Arithmetic Operators in JavaScript

Published on 2 Nov, 2020

Arithmetic Operators are used to perform arithmetic operations on their operands.

Multiplication

The asteriks(*) operator is used to multipy two numbers.

console.log(2 * 3); // 6

Since, the multiplication operator can be used only with numbers, any non-numeric operand results in Not a Number(NaN).

console.log(2 * "A"); // NaN

Division

The forward slash(/) operator is used to divide two numbers.

console.log(6 / 2); // 3

By default all numbers in JavaScript are handled as floating-point numbers. Therefore, the division result can contain decimal places.

console.log(5 / 3); // 1.6666666666666667

The division operator works only with numbers. If any of the operands is a non-numeric value, the result results in NaN.

console.log(5 / "A"); // NaN

In JavaScript, there are two special keywords to mark the both ends of number line, Infinity and -Infinity. When we try to divide any number by 0, the result is Infinity or -Infinity based on the numerator.

console.log(1 / 0); // Infinity
console.log(-1 / 0); // -Infinity

If the numerator is 0, the result of division is always 0.

console.log(0 / 4); // 0

What happens when we divide a 0 by 0? Will the answer be 0 or Infinity? May be, to avoid this debate, JavaScript returns NaN, if we try to divide 0 by 0.

console.log(0 / 0); // NaN

Division operator works only with numbers. If the operands can be converted to a valid number, then JavaScript does automatic conversion before doing the division. If the operands cannot be converted to a valid number, the result will be NaN.

console.log(4 / "2"); // 2
console.log(4 / "A"); // NaN

Modulo

In order to find the remainder of a division operation, we can use modulo(%) operator.

console.log(10 % 4); // 2

The sign of the result is the sign of the first operand. The remainder will be negative if the first operand is negative. The remainder will be positive integer, if the first operand is positive.

console.log(5 % 2); // 1
console.log(-5 % 2); // -1
console.log(4 % 2); // 0

In JavaScript, modulo operator works with floating point numbers also. But most of the time, we use modulo operator with integers.

console.log(5.1 % 2.3); // 0.5

Subtraction

The subtraction operator(-) is used to find the difference between two numbers.

console.log(5 - 3); // 2

Subtraction operator works only with numbers. So if any of the operands cannot be converted to a number, the result will be NaN.

console.log(5 - "A"); // NaN

Addition

In JavaScript, + is used to add two numbers. The operator + is overloaded. That means, it behaves differently based on the type of operands.
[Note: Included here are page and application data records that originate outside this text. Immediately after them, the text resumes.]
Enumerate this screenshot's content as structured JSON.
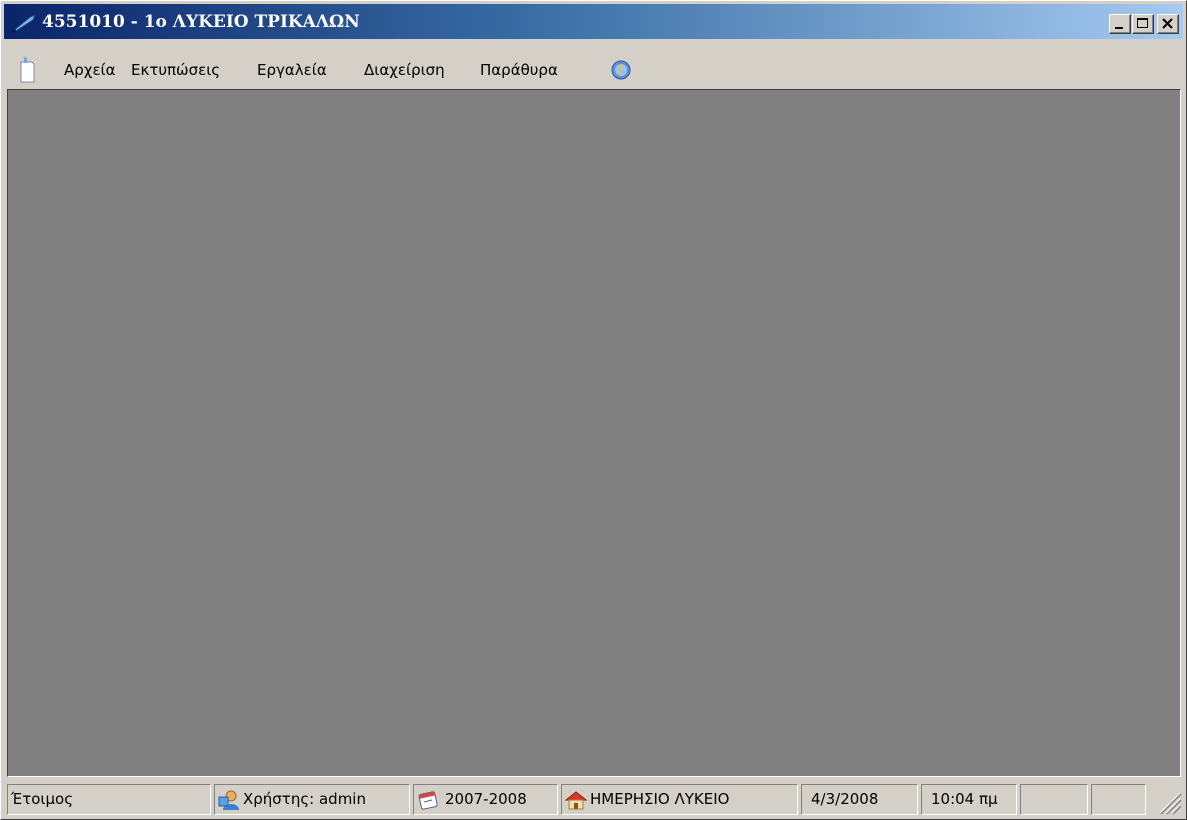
{
  "window": {
    "title": "4551010 - 1ο ΛΥΚΕΙΟ ΤΡΙΚΑΛΩΝ",
    "app_icon": "quill-pen-icon",
    "caption_buttons": [
      {
        "name": "minimize",
        "icon": "minimize-icon"
      },
      {
        "name": "maximize",
        "icon": "maximize-icon"
      },
      {
        "name": "close",
        "icon": "close-icon"
      }
    ]
  },
  "menubar": {
    "doc_icon": "document-icon",
    "items": [
      {
        "label": "Αρχεία"
      },
      {
        "label": "Εκτυπώσεις"
      },
      {
        "label": "Εργαλεία"
      },
      {
        "label": "Διαχείριση"
      },
      {
        "label": "Παράθυρα"
      }
    ],
    "help_icon": "info-icon"
  },
  "statusbar": {
    "status": "Έτοιμος",
    "user": {
      "icon": "user-icon",
      "text": "Χρήστης: admin"
    },
    "school_year": {
      "icon": "calendar-icon",
      "text": "2007-2008"
    },
    "school_type": {
      "icon": "house-icon",
      "text": "ΗΜΕΡΗΣΙΟ ΛΥΚΕΙΟ"
    },
    "date": "4/3/2008",
    "time": "10:04 πμ"
  },
  "colors": {
    "title_gradient_start": "#0a246a",
    "title_gradient_end": "#a6caf0",
    "mdi_background": "#808080",
    "face": "#d4d0c8"
  }
}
If both the operands are numbers, + performs addition.

console.log(3 + 4); // 7

If any of the operands is not a number, then the result is calculated based on following rules.

If both the operands are strings, it performs concatenation.

console.log("Apple" + "Banana"); // "AppleBanana"

In any other case, type conversion is required. + operator gives more priority to string concatenation. If either of the operands is a string or an object that can be converted to a string, all operands are converted to string and string concatenation is performed. In all other cases, that is if both operands are not strings or can be converted to strings, addition operation is performed.

Let us consider different cases.

If one of the operand is a string, other operands are also converted to string and string concatenation is done.

console.log("A" + 2); // "A2"

If one of the operand is an object, that can be converted to a string, the string concatenation occurs.

console.log([2, 3] + 5); // "2,35"

If none of the operands can be converted to a string, addition occurs. null and undefined cannot be converted to a string.

console.log(3 + null); // 0
console.log(3 + undefined); // NaN

When addition is done, all operands are converted to numbers. null converts to 0 and undefined converts to NaN.

The + operator has left-to-right associativity. Consider the following statement.

console.log(2 + 4 + "Hello"); // "6Hello"
console.log(2 + (4 + "Hello")); // "24Hello"

First line first performs number addition of 2 and 4. The result 6 is then concatenated with "Hello". Whereas in the second line the default associativity is altered using paranthesis.